- To correct values without affecting colors, turn on the black saturation layer, so that you get your b&w image and paint on the luminosity layer, picking values from your now b&w image.

I find that this gives me really good control over the image and rendering process.

The blue rim light is a layer set to divide (I never use that blend mode, but in this case, it worked )

 7. Refining details on the illusion, adding some glow on the red magic effect, the gold and blue light with a color dodge layer.

 8. Refining of the illusion by adding a slight phototexture and painting over it, working it into the image.
I changed the colors with a color adjustment layer to a more blueish-green and detailing out the treasure pile. Adding some treasure pieces and giving volume to the coins by painting in a dark rim on some of them
The foreground characters get more detail and using a soft round brush, I work out the skin. I also added some purplish tones around the eyes and a more red tone on the nose, switch hard, soft and blender brush, not using dodge or a color dodge layer

 9. Finally I added some curve adjustment layer, a color balance and hue layer to correct the colors (especially to bring out the red light source on the left) Remember that those adjustement layers have mask layers!

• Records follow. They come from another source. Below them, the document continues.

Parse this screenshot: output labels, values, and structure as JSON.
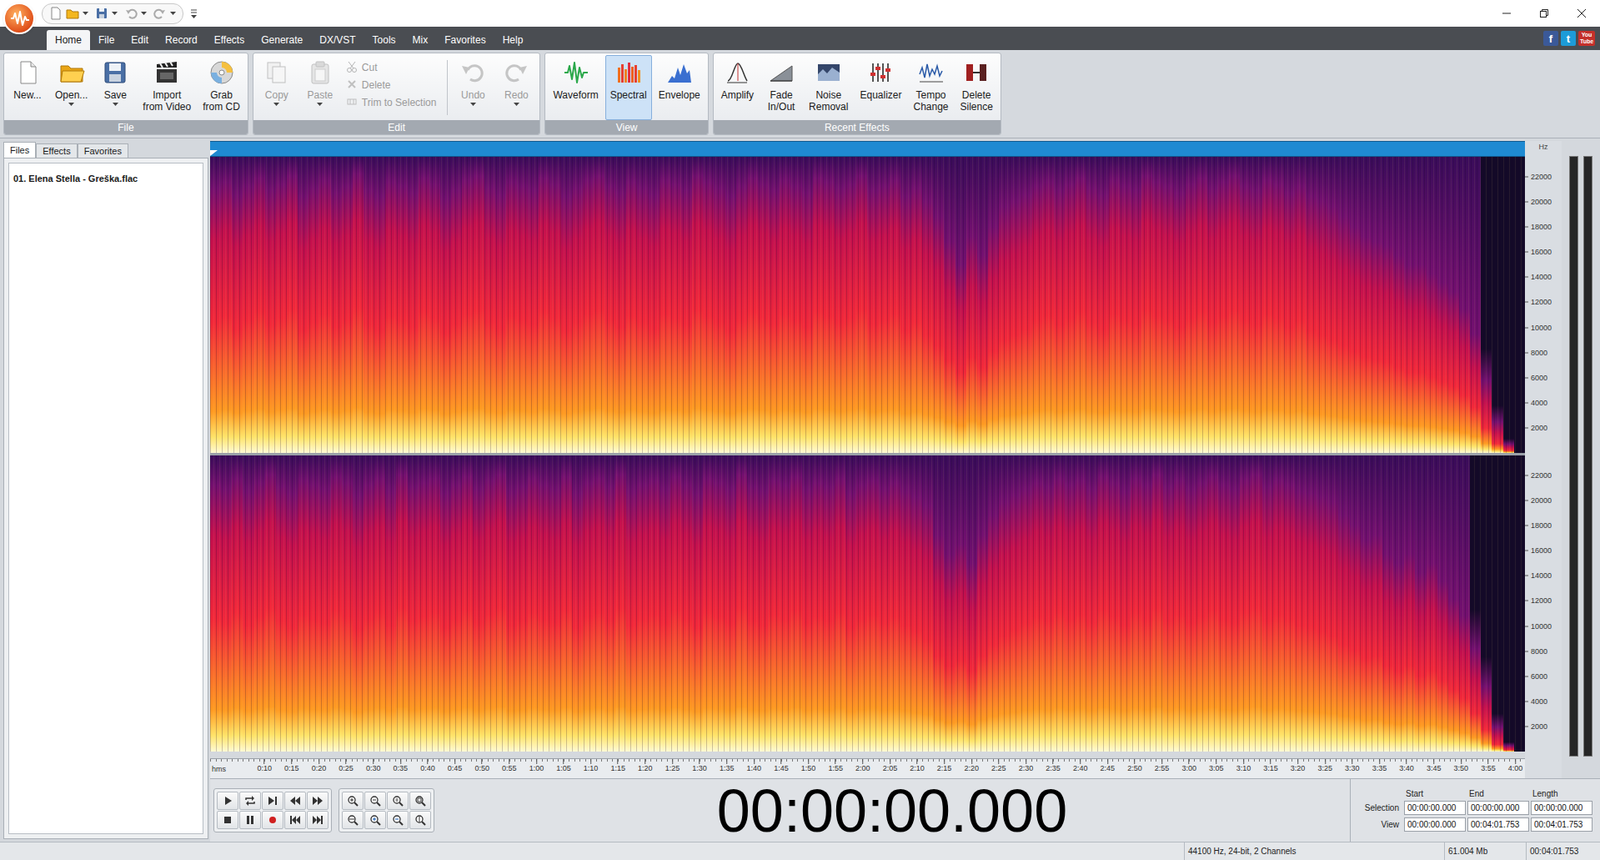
{
  "menu_tabs": [
    {
      "label": "Home",
      "selected": true
    },
    {
      "label": "File",
      "selected": false
    },
    {
      "label": "Edit",
      "selected": false
    },
    {
      "label": "Record",
      "selected": false
    },
    {
      "label": "Effects",
      "selected": false
    },
    {
      "label": "Generate",
      "selected": false
    },
    {
      "label": "DX/VST",
      "selected": false
    },
    {
      "label": "Tools",
      "selected": false
    },
    {
      "label": "Mix",
      "selected": false
    },
    {
      "label": "Favorites",
      "selected": false
    },
    {
      "label": "Help",
      "selected": false
    }
  ],
  "social": [
    {
      "label": "f",
      "color": "#3b5998"
    },
    {
      "label": "t",
      "color": "#1d9bd8"
    },
    {
      "label": "You Tube",
      "color": "#c4302b"
    }
  ],
  "ribbon": {
    "groups": [
      {
        "label": "File",
        "items": [
          {
            "label": "New...",
            "kind": "large",
            "disabled": false
          },
          {
            "label": "Open...",
            "kind": "large",
            "disabled": false,
            "dropdown": true
          },
          {
            "label": "Save",
            "kind": "large",
            "disabled": false,
            "dropdown": true
          },
          {
            "label": "Import\nfrom Video",
            "kind": "large",
            "disabled": false
          },
          {
            "label": "Grab\nfrom CD",
            "kind": "large",
            "disabled": false
          }
        ]
      },
      {
        "label": "Edit",
        "items": [
          {
            "label": "Copy",
            "kind": "large",
            "disabled": true,
            "dropdown": true
          },
          {
            "label": "Paste",
            "kind": "large",
            "disabled": true,
            "dropdown": true
          },
          {
            "label": "Cut",
            "kind": "small",
            "disabled": true
          },
          {
            "label": "Delete",
            "kind": "small",
            "disabled": true
          },
          {
            "label": "Trim to Selection",
            "kind": "small",
            "disabled": true
          },
          {
            "label": "Undo",
            "kind": "large",
            "disabled": true,
            "dropdown": true
          },
          {
            "label": "Redo",
            "kind": "large",
            "disabled": true,
            "dropdown": true
          }
        ]
      },
      {
        "label": "View",
        "items": [
          {
            "label": "Waveform",
            "kind": "large",
            "disabled": false,
            "selected": false
          },
          {
            "label": "Spectral",
            "kind": "large",
            "disabled": false,
            "selected": true
          },
          {
            "label": "Envelope",
            "kind": "large",
            "disabled": false,
            "selected": false
          }
        ]
      },
      {
        "label": "Recent Effects",
        "items": [
          {
            "label": "Amplify",
            "kind": "large",
            "disabled": false
          },
          {
            "label": "Fade\nIn/Out",
            "kind": "large",
            "disabled": false
          },
          {
            "label": "Noise\nRemoval",
            "kind": "large",
            "disabled": false
          },
          {
            "label": "Equalizer",
            "kind": "large",
            "disabled": false
          },
          {
            "label": "Tempo\nChange",
            "kind": "large",
            "disabled": false
          },
          {
            "label": "Delete\nSilence",
            "kind": "large",
            "disabled": false
          }
        ]
      }
    ]
  },
  "left_panel": {
    "tabs": [
      {
        "label": "Files",
        "selected": true
      },
      {
        "label": "Effects",
        "selected": false
      },
      {
        "label": "Favorites",
        "selected": false
      }
    ],
    "files": [
      {
        "name": "01. Elena Stella - Greška.flac",
        "active": true
      }
    ]
  },
  "spectrogram": {
    "unit": "Hz",
    "channels": [
      {
        "freq_ticks": [
          "22000",
          "20000",
          "18000",
          "16000",
          "14000",
          "12000",
          "10000",
          "8000",
          "6000",
          "4000",
          "2000"
        ],
        "energy": [
          0.78,
          0.84,
          0.72,
          0.8,
          0.88,
          0.76,
          0.82,
          0.9,
          0.7,
          0.78,
          0.86,
          0.74,
          0.8,
          0.92,
          0.76,
          0.7,
          0.84,
          0.8,
          0.74,
          0.88,
          0.82,
          0.68,
          0.76,
          0.86,
          0.9,
          0.78,
          0.72,
          0.84,
          0.8,
          0.76,
          0.88,
          0.82,
          0.7,
          0.78,
          0.86,
          0.9,
          0.8,
          0.74,
          0.84,
          0.78,
          0.72,
          0.86,
          0.82,
          0.76,
          0.9,
          0.84,
          0.78,
          0.7,
          0.8,
          0.88,
          0.82,
          0.76,
          0.86,
          0.8,
          0.74,
          0.88,
          0.84,
          0.78,
          0.82,
          0.9,
          0.76,
          0.8,
          0.86,
          0.7,
          0.78,
          0.66,
          0.6,
          0.55,
          0.5,
          0.56,
          0.52,
          0.58,
          0.62,
          0.66,
          0.72,
          0.8,
          0.84,
          0.76,
          0.82,
          0.88,
          0.78,
          0.72,
          0.86,
          0.8,
          0.76,
          0.9,
          0.84,
          0.8,
          0.74,
          0.82,
          0.88,
          0.78,
          0.84,
          0.9,
          0.8,
          0.76,
          0.86,
          0.82,
          0.74,
          0.8,
          0.7,
          0.66,
          0.62,
          0.6,
          0.58,
          0.56,
          0.55,
          0.54,
          0.52,
          0.5,
          0.5,
          0.48,
          0.46,
          0.44,
          0.4,
          0.34,
          0.22,
          0.1,
          0.03,
          0.0
        ]
      },
      {
        "freq_ticks": [
          "22000",
          "20000",
          "18000",
          "16000",
          "14000",
          "12000",
          "10000",
          "8000",
          "6000",
          "4000",
          "2000"
        ],
        "energy": [
          0.8,
          0.76,
          0.86,
          0.74,
          0.82,
          0.9,
          0.78,
          0.72,
          0.84,
          0.8,
          0.76,
          0.88,
          0.82,
          0.7,
          0.8,
          0.86,
          0.74,
          0.9,
          0.78,
          0.82,
          0.86,
          0.72,
          0.8,
          0.88,
          0.76,
          0.84,
          0.9,
          0.74,
          0.78,
          0.86,
          0.8,
          0.76,
          0.88,
          0.72,
          0.82,
          0.86,
          0.78,
          0.9,
          0.74,
          0.8,
          0.84,
          0.76,
          0.88,
          0.8,
          0.72,
          0.86,
          0.82,
          0.76,
          0.9,
          0.78,
          0.74,
          0.84,
          0.8,
          0.88,
          0.76,
          0.82,
          0.78,
          0.86,
          0.72,
          0.8,
          0.84,
          0.76,
          0.82,
          0.74,
          0.68,
          0.62,
          0.56,
          0.52,
          0.54,
          0.5,
          0.56,
          0.6,
          0.64,
          0.7,
          0.76,
          0.82,
          0.78,
          0.86,
          0.8,
          0.84,
          0.76,
          0.88,
          0.82,
          0.74,
          0.86,
          0.8,
          0.9,
          0.78,
          0.84,
          0.76,
          0.82,
          0.88,
          0.8,
          0.76,
          0.86,
          0.9,
          0.78,
          0.84,
          0.8,
          0.74,
          0.72,
          0.68,
          0.64,
          0.6,
          0.58,
          0.55,
          0.56,
          0.52,
          0.5,
          0.52,
          0.48,
          0.5,
          0.46,
          0.42,
          0.38,
          0.3,
          0.2,
          0.08,
          0.02,
          0.0
        ]
      }
    ]
  },
  "meters": [
    {
      "level": 0
    },
    {
      "level": 0
    }
  ],
  "ruler": {
    "unit": "hms",
    "labels": [
      "0:10",
      "0:15",
      "0:20",
      "0:25",
      "0:30",
      "0:35",
      "0:40",
      "0:45",
      "0:50",
      "0:55",
      "1:00",
      "1:05",
      "1:10",
      "1:15",
      "1:20",
      "1:25",
      "1:30",
      "1:35",
      "1:40",
      "1:45",
      "1:50",
      "1:55",
      "2:00",
      "2:05",
      "2:10",
      "2:15",
      "2:20",
      "2:25",
      "2:30",
      "2:35",
      "2:40",
      "2:45",
      "2:50",
      "2:55",
      "3:00",
      "3:05",
      "3:10",
      "3:15",
      "3:20",
      "3:25",
      "3:30",
      "3:35",
      "3:40",
      "3:45",
      "3:50",
      "3:55",
      "4:00"
    ]
  },
  "time_display": "00:00:00.000",
  "selection": {
    "headers": [
      "Start",
      "End",
      "Length"
    ],
    "rows": [
      {
        "label": "Selection",
        "values": [
          "00:00:00.000",
          "00:00:00.000",
          "00:00:00.000"
        ]
      },
      {
        "label": "View",
        "values": [
          "00:00:00.000",
          "00:04:01.753",
          "00:04:01.753"
        ]
      }
    ]
  },
  "status_bar": [
    "44100 Hz, 24-bit, 2 Channels",
    "61.004 Mb",
    "00:04:01.753"
  ]
}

Use them to get your adjustments to the spots you really want altered, not to change the whole image!
Painting in a stronger, detailed rim light and adding a slight noise filter and the painting is done.